Stored items from a collection -
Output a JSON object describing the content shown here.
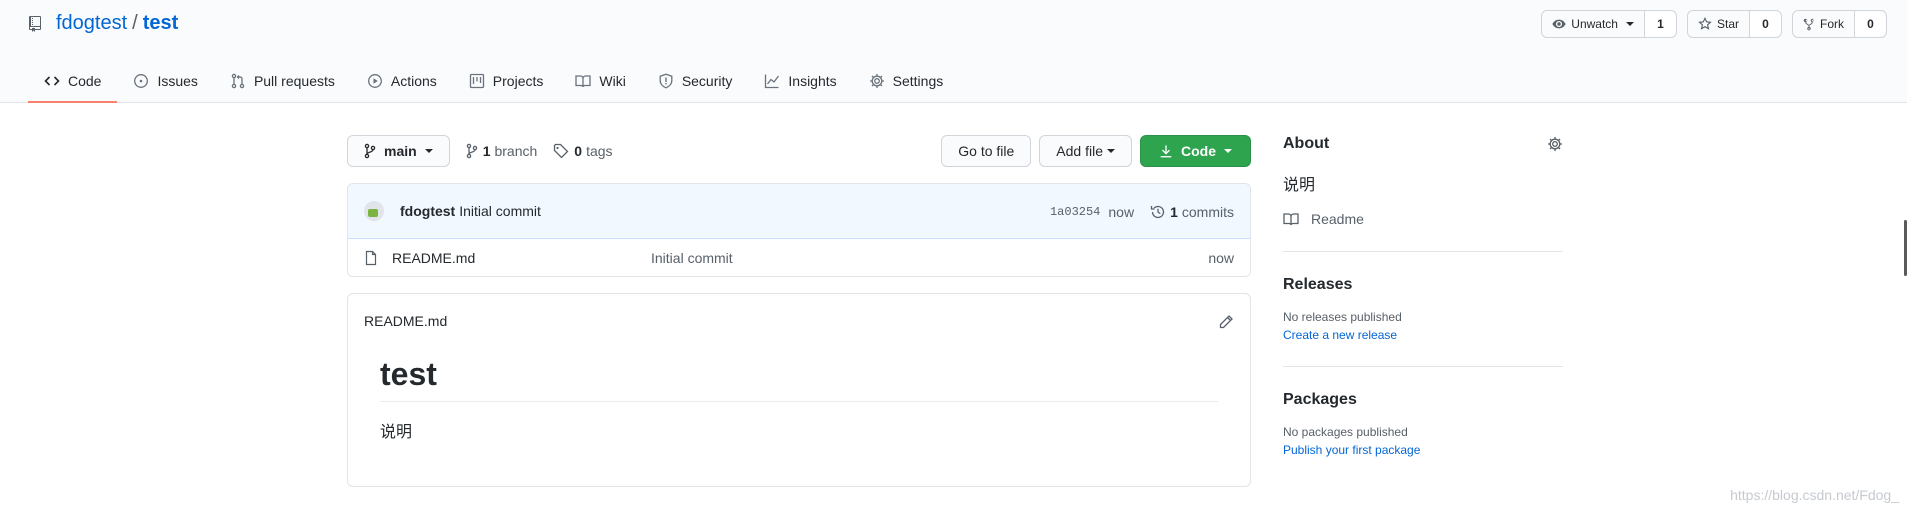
{
  "repo": {
    "owner": "fdogtest",
    "separator": "/",
    "name": "test"
  },
  "actions": {
    "watch_label": "Unwatch",
    "watch_count": "1",
    "star_label": "Star",
    "star_count": "0",
    "fork_label": "Fork",
    "fork_count": "0"
  },
  "tabs": [
    {
      "label": "Code",
      "icon": "code-icon",
      "selected": true
    },
    {
      "label": "Issues",
      "icon": "issue-opened-icon"
    },
    {
      "label": "Pull requests",
      "icon": "git-pull-request-icon"
    },
    {
      "label": "Actions",
      "icon": "play-icon"
    },
    {
      "label": "Projects",
      "icon": "project-icon"
    },
    {
      "label": "Wiki",
      "icon": "book-icon"
    },
    {
      "label": "Security",
      "icon": "shield-icon"
    },
    {
      "label": "Insights",
      "icon": "graph-icon"
    },
    {
      "label": "Settings",
      "icon": "gear-icon"
    }
  ],
  "file_nav": {
    "branch": "main",
    "branch_count": "1",
    "branch_label": "branch",
    "tag_count": "0",
    "tag_label": "tags",
    "go_to_file": "Go to file",
    "add_file": "Add file",
    "code": "Code"
  },
  "commit": {
    "author": "fdogtest",
    "message": "Initial commit",
    "sha": "1a03254",
    "age": "now",
    "commits_count": "1",
    "commits_label": "commits"
  },
  "files": [
    {
      "name": "README.md",
      "commit": "Initial commit",
      "age": "now",
      "icon": "file-icon"
    }
  ],
  "readme": {
    "filename": "README.md",
    "heading": "test",
    "body": "说明"
  },
  "sidebar": {
    "about_title": "About",
    "description": "说明",
    "readme_link": "Readme",
    "releases_title": "Releases",
    "releases_none": "No releases published",
    "releases_link": "Create a new release",
    "packages_title": "Packages",
    "packages_none": "No packages published",
    "packages_link": "Publish your first package"
  },
  "watermark": "https://blog.csdn.net/Fdog_",
  "colors": {
    "primary": "#2ea44f",
    "link": "#0366d6",
    "tab_underline": "#f9826c"
  }
}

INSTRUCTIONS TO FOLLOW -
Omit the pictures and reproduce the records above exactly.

ANSWER SPACE -
Output a JSON object describing the content shown here.
{
  "repo": {
    "owner": "fdogtest",
    "separator": "/",
    "name": "test"
  },
  "actions": {
    "watch_label": "Unwatch",
    "watch_count": "1",
    "star_label": "Star",
    "star_count": "0",
    "fork_label": "Fork",
    "fork_count": "0"
  },
  "tabs": [
    {
      "label": "Code",
      "icon": "code-icon",
      "selected": true
    },
    {
      "label": "Issues",
      "icon": "issue-opened-icon"
    },
    {
      "label": "Pull requests",
      "icon": "git-pull-request-icon"
    },
    {
      "label": "Actions",
      "icon": "play-icon"
    },
    {
      "label": "Projects",
      "icon": "project-icon"
    },
    {
      "label": "Wiki",
      "icon": "book-icon"
    },
    {
      "label": "Security",
      "icon": "shield-icon"
    },
    {
      "label": "Insights",
      "icon": "graph-icon"
    },
    {
      "label": "Settings",
      "icon": "gear-icon"
    }
  ],
  "file_nav": {
    "branch": "main",
    "branch_count": "1",
    "branch_label": "branch",
    "tag_count": "0",
    "tag_label": "tags",
    "go_to_file": "Go to file",
    "add_file": "Add file",
    "code": "Code"
  },
  "commit": {
    "author": "fdogtest",
    "message": "Initial commit",
    "sha": "1a03254",
    "age": "now",
    "commits_count": "1",
    "commits_label": "commits"
  },
  "files": [
    {
      "name": "README.md",
      "commit": "Initial commit",
      "age": "now",
      "icon": "file-icon"
    }
  ],
  "readme": {
    "filename": "README.md",
    "heading": "test",
    "body": "说明"
  },
  "sidebar": {
    "about_title": "About",
    "description": "说明",
    "readme_link": "Readme",
    "releases_title": "Releases",
    "releases_none": "No releases published",
    "releases_link": "Create a new release",
    "packages_title": "Packages",
    "packages_none": "No packages published",
    "packages_link": "Publish your first package"
  },
  "watermark": "https://blog.csdn.net/Fdog_",
  "colors": {
    "primary": "#2ea44f",
    "link": "#0366d6",
    "tab_underline": "#f9826c"
  }
}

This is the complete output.